■ Exercise ■
The records that follow are to be reproduced verbatim.

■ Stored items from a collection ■
● ● ● ● ● ● ●

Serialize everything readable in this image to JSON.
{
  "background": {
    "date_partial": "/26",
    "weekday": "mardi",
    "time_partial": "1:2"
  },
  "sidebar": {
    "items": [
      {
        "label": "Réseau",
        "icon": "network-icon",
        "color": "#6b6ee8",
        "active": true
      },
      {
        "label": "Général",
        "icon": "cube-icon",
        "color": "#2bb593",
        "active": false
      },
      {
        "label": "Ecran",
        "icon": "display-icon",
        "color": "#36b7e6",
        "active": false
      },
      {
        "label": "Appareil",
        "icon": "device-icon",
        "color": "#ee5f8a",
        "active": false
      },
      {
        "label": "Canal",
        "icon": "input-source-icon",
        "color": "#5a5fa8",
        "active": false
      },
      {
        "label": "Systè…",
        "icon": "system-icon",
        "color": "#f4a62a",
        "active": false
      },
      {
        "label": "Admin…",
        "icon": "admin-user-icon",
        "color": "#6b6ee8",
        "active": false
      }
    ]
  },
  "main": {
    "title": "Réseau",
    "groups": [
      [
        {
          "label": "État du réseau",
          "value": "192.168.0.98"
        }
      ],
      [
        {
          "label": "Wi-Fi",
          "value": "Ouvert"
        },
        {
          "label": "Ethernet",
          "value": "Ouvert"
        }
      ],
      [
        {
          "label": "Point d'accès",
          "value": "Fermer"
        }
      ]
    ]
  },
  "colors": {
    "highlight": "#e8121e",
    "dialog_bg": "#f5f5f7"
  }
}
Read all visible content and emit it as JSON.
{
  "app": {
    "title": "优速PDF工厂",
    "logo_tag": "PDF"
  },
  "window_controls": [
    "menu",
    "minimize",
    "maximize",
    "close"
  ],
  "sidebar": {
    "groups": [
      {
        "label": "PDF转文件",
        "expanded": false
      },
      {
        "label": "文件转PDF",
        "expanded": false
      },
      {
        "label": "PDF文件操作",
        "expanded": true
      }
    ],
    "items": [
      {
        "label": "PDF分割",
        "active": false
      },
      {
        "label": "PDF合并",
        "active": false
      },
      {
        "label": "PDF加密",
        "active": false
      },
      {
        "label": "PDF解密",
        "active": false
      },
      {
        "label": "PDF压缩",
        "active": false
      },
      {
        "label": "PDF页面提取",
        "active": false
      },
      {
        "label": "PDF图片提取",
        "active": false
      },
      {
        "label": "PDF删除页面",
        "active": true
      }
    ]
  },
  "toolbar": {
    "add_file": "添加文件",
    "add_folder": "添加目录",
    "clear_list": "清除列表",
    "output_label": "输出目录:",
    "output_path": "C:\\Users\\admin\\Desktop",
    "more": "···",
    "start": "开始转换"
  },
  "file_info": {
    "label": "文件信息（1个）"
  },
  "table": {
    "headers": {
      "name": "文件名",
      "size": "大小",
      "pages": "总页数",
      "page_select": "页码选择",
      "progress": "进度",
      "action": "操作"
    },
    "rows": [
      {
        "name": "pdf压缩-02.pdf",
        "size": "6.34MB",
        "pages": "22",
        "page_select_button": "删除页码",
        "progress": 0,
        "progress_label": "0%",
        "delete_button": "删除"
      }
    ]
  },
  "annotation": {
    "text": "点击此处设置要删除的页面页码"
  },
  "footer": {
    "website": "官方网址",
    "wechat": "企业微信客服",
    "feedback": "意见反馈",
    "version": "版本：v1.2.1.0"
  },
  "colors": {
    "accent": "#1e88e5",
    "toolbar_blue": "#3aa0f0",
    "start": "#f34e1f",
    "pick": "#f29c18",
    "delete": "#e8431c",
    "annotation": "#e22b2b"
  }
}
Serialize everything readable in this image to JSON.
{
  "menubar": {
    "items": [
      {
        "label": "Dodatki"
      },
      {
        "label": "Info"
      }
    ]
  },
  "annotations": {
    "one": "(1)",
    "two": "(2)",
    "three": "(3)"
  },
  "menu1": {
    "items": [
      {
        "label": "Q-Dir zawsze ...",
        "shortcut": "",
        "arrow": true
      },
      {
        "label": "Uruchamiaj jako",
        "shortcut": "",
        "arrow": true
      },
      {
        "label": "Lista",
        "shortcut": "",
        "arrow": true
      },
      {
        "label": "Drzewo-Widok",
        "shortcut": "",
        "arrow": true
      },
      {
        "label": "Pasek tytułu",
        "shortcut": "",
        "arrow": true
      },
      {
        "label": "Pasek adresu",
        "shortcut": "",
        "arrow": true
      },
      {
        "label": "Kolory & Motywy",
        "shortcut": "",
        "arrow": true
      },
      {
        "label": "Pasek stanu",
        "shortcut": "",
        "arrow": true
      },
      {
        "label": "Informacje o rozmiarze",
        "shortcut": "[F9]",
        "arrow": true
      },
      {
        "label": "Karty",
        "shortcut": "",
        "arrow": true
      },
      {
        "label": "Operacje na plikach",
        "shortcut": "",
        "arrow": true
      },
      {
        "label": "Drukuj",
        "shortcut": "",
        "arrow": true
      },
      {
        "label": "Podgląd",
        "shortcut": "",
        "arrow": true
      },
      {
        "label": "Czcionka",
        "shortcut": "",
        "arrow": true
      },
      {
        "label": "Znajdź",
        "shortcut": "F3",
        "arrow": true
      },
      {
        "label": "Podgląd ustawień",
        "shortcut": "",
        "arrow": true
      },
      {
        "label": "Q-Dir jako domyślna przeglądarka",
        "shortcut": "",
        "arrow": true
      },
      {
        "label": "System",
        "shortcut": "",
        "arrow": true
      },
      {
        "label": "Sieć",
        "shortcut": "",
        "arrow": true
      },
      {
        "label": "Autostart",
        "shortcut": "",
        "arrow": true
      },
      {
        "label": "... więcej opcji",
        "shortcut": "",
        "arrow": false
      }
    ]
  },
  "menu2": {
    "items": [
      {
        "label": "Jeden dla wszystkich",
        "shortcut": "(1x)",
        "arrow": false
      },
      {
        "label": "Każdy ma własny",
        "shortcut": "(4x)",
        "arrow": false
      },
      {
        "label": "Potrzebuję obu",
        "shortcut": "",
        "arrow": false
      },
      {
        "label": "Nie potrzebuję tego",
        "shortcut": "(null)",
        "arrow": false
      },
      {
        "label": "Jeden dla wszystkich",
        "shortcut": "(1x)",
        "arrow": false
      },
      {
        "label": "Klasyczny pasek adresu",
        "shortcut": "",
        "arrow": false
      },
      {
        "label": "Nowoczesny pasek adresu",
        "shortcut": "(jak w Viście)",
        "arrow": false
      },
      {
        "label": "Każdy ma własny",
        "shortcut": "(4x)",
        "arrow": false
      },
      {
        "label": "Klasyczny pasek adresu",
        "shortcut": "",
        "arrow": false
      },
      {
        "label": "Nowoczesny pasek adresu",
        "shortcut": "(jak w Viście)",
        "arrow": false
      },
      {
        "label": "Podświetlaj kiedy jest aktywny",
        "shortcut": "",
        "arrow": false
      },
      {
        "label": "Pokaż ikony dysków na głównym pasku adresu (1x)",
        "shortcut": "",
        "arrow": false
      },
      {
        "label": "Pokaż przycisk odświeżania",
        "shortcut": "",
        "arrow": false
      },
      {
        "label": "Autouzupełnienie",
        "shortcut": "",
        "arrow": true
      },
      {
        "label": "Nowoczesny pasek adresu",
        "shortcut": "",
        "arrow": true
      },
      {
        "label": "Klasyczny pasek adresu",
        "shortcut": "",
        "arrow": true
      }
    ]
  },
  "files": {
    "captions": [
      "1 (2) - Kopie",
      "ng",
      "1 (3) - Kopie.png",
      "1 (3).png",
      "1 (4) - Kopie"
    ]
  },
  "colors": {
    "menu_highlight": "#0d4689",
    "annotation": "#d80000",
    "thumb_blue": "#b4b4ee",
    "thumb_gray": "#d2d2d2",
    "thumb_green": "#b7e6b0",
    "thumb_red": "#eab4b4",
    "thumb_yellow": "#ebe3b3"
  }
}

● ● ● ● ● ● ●

■ Solution to this problem ■
Serialize everything readable in this image to JSON.
{
  "background": {
    "date_partial": "/26",
    "weekday": "mardi",
    "time_partial": "1:2"
  },
  "sidebar": {
    "items": [
      {
        "label": "Réseau",
        "icon": "network-icon",
        "color": "#6b6ee8",
        "active": true
      },
      {
        "label": "Général",
        "icon": "cube-icon",
        "color": "#2bb593",
        "active": false
      },
      {
        "label": "Ecran",
        "icon": "display-icon",
        "color": "#36b7e6",
        "active": false
      },
      {
        "label": "Appareil",
        "icon": "device-icon",
        "color": "#ee5f8a",
        "active": false
      },
      {
        "label": "Canal",
        "icon": "input-source-icon",
        "color": "#5a5fa8",
        "active": false
      },
      {
        "label": "Systè…",
        "icon": "system-icon",
        "color": "#f4a62a",
        "active": false
      },
      {
        "label": "Admin…",
        "icon": "admin-user-icon",
        "color": "#6b6ee8",
        "active": false
      }
    ]
  },
  "main": {
    "title": "Réseau",
    "groups": [
      [
        {
          "label": "État du réseau",
          "value": "192.168.0.98"
        }
      ],
      [
        {
          "label": "Wi-Fi",
          "value": "Ouvert"
        },
        {
          "label": "Ethernet",
          "value": "Ouvert"
        }
      ],
      [
        {
          "label": "Point d'accès",
          "value": "Fermer"
        }
      ]
    ]
  },
  "colors": {
    "highlight": "#e8121e",
    "dialog_bg": "#f5f5f7"
  }
}
Read all visible content and emit it as JSON.
{
  "app": {
    "title": "优速PDF工厂",
    "logo_tag": "PDF"
  },
  "window_controls": [
    "menu",
    "minimize",
    "maximize",
    "close"
  ],
  "sidebar": {
    "groups": [
      {
        "label": "PDF转文件",
        "expanded": false
      },
      {
        "label": "文件转PDF",
        "expanded": false
      },
      {
        "label": "PDF文件操作",
        "expanded": true
      }
    ],
    "items": [
      {
        "label": "PDF分割",
        "active": false
      },
      {
        "label": "PDF合并",
        "active": false
      },
      {
        "label": "PDF加密",
        "active": false
      },
      {
        "label": "PDF解密",
        "active": false
      },
      {
        "label": "PDF压缩",
        "active": false
      },
      {
        "label": "PDF页面提取",
        "active": false
      },
      {
        "label": "PDF图片提取",
        "active": false
      },
      {
        "label": "PDF删除页面",
        "active": true
      }
    ]
  },
  "toolbar": {
    "add_file": "添加文件",
    "add_folder": "添加目录",
    "clear_list": "清除列表",
    "output_label": "输出目录:",
    "output_path": "C:\\Users\\admin\\Desktop",
    "more": "···",
    "start": "开始转换"
  },
  "file_info": {
    "label": "文件信息（1个）"
  },
  "table": {
    "headers": {
      "name": "文件名",
      "size": "大小",
      "pages": "总页数",
      "page_select": "页码选择",
      "progress": "进度",
      "action": "操作"
    },
    "rows": [
      {
        "name": "pdf压缩-02.pdf",
        "size": "6.34MB",
        "pages": "22",
        "page_select_button": "删除页码",
        "progress": 0,
        "progress_label": "0%",
        "delete_button": "删除"
      }
    ]
  },
  "annotation": {
    "text": "点击此处设置要删除的页面页码"
  },
  "footer": {
    "website": "官方网址",
    "wechat": "企业微信客服",
    "feedback": "意见反馈",
    "version": "版本：v1.2.1.0"
  },
  "colors": {
    "accent": "#1e88e5",
    "toolbar_blue": "#3aa0f0",
    "start": "#f34e1f",
    "pick": "#f29c18",
    "delete": "#e8431c",
    "annotation": "#e22b2b"
  }
}
Serialize everything readable in this image to JSON.
{
  "menubar": {
    "items": [
      {
        "label": "Dodatki"
      },
      {
        "label": "Info"
      }
    ]
  },
  "annotations": {
    "one": "(1)",
    "two": "(2)",
    "three": "(3)"
  },
  "menu1": {
    "items": [
      {
        "label": "Q-Dir zawsze ...",
        "shortcut": "",
        "arrow": true
      },
      {
        "label": "Uruchamiaj jako",
        "shortcut": "",
        "arrow": true
      },
      {
        "label": "Lista",
        "shortcut": "",
        "arrow": true
      },
      {
        "label": "Drzewo-Widok",
        "shortcut": "",
        "arrow": true
      },
      {
        "label": "Pasek tytułu",
        "shortcut": "",
        "arrow": true
      },
      {
        "label": "Pasek adresu",
        "shortcut": "",
        "arrow": true
      },
      {
        "label": "Kolory & Motywy",
        "shortcut": "",
        "arrow": true
      },
      {
        "label": "Pasek stanu",
        "shortcut": "",
        "arrow": true
      },
      {
        "label": "Informacje o rozmiarze",
        "shortcut": "[F9]",
        "arrow": true
      },
      {
        "label": "Karty",
        "shortcut": "",
        "arrow": true
      },
      {
        "label": "Operacje na plikach",
        "shortcut": "",
        "arrow": true
      },
      {
        "label": "Drukuj",
        "shortcut": "",
        "arrow": true
      },
      {
        "label": "Podgląd",
        "shortcut": "",
        "arrow": true
      },
      {
        "label": "Czcionka",
        "shortcut": "",
        "arrow": true
      },
      {
        "label": "Znajdź",
        "shortcut": "F3",
        "arrow": true
      },
      {
        "label": "Podgląd ustawień",
        "shortcut": "",
        "arrow": true
      },
      {
        "label": "Q-Dir jako domyślna przeglądarka",
        "shortcut": "",
        "arrow": true
      },
      {
        "label": "System",
        "shortcut": "",
        "arrow": true
      },
      {
        "label": "Sieć",
        "shortcut": "",
        "arrow": true
      },
      {
        "label": "Autostart",
        "shortcut": "",
        "arrow": true
      },
      {
        "label": "... więcej opcji",
        "shortcut": "",
        "arrow": false
      }
    ]
  },
  "menu2": {
    "items": [
      {
        "label": "Jeden dla wszystkich",
        "shortcut": "(1x)",
        "arrow": false
      },
      {
        "label": "Każdy ma własny",
        "shortcut": "(4x)",
        "arrow": false
      },
      {
        "label": "Potrzebuję obu",
        "shortcut": "",
        "arrow": false
      },
      {
        "label": "Nie potrzebuję tego",
        "shortcut": "(null)",
        "arrow": false
      },
      {
        "label": "Jeden dla wszystkich",
        "shortcut": "(1x)",
        "arrow": false
      },
      {
        "label": "Klasyczny pasek adresu",
        "shortcut": "",
        "arrow": false
      },
      {
        "label": "Nowoczesny pasek adresu",
        "shortcut": "(jak w Viście)",
        "arrow": false
      },
      {
        "label": "Każdy ma własny",
        "shortcut": "(4x)",
        "arrow": false
      },
      {
        "label": "Klasyczny pasek adresu",
        "shortcut": "",
        "arrow": false
      },
      {
        "label": "Nowoczesny pasek adresu",
        "shortcut": "(jak w Viście)",
        "arrow": false
      },
      {
        "label": "Podświetlaj kiedy jest aktywny",
        "shortcut": "",
        "arrow": false
      },
      {
        "label": "Pokaż ikony dysków na głównym pasku adresu (1x)",
        "shortcut": "",
        "arrow": false
      },
      {
        "label": "Pokaż przycisk odświeżania",
        "shortcut": "",
        "arrow": false
      },
      {
        "label": "Autouzupełnienie",
        "shortcut": "",
        "arrow": true
      },
      {
        "label": "Nowoczesny pasek adresu",
        "shortcut": "",
        "arrow": true
      },
      {
        "label": "Klasyczny pasek adresu",
        "shortcut": "",
        "arrow": true
      }
    ]
  },
  "files": {
    "captions": [
      "1 (2) - Kopie",
      "ng",
      "1 (3) - Kopie.png",
      "1 (3).png",
      "1 (4) - Kopie"
    ]
  },
  "colors": {
    "menu_highlight": "#0d4689",
    "annotation": "#d80000",
    "thumb_blue": "#b4b4ee",
    "thumb_gray": "#d2d2d2",
    "thumb_green": "#b7e6b0",
    "thumb_red": "#eab4b4",
    "thumb_yellow": "#ebe3b3"
  }
}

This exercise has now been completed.